→ **Exercise description**: Gather, from the listing beneath this task, every line holding the string "simple".

** Data listing follows **

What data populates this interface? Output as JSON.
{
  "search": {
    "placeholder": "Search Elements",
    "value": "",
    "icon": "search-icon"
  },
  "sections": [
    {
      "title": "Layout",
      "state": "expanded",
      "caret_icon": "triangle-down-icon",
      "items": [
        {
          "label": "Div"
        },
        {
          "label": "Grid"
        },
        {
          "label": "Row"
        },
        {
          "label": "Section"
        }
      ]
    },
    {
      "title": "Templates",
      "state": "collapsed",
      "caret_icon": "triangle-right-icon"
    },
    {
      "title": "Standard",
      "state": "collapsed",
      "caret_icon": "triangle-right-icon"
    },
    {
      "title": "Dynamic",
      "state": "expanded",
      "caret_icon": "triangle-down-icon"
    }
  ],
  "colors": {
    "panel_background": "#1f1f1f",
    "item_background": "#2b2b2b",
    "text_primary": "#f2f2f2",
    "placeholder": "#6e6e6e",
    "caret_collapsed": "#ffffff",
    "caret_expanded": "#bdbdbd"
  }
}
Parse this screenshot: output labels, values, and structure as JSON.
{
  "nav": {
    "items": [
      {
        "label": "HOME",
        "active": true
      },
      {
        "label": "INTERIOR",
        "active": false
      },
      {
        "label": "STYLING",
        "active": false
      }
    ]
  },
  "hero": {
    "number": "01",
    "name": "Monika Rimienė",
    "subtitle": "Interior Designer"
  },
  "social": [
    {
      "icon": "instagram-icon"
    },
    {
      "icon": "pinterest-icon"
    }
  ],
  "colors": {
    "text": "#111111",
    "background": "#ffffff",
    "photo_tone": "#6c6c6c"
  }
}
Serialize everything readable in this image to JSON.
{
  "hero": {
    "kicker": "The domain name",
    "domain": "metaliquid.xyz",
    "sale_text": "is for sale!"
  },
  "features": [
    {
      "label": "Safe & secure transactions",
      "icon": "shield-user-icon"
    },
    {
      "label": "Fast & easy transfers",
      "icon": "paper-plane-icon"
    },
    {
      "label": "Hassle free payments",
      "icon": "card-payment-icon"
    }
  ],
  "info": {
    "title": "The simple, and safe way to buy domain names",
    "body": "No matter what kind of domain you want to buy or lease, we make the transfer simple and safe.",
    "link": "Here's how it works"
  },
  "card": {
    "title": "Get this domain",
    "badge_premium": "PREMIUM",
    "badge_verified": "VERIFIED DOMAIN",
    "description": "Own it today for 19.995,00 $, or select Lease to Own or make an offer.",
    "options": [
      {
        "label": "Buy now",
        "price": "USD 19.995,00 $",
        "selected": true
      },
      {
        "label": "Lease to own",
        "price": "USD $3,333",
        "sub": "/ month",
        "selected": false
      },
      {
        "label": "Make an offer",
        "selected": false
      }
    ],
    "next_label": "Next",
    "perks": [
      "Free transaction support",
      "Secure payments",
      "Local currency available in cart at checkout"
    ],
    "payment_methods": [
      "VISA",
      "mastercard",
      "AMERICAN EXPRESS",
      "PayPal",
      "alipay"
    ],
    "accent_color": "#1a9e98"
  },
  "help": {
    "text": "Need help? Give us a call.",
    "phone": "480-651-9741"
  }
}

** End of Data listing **

→ **Response area**:
    "title": "The simple, and safe way to buy domain names",
    "body": "No matter what kind of domain you want to buy or lease, we make the transfer simple and safe.",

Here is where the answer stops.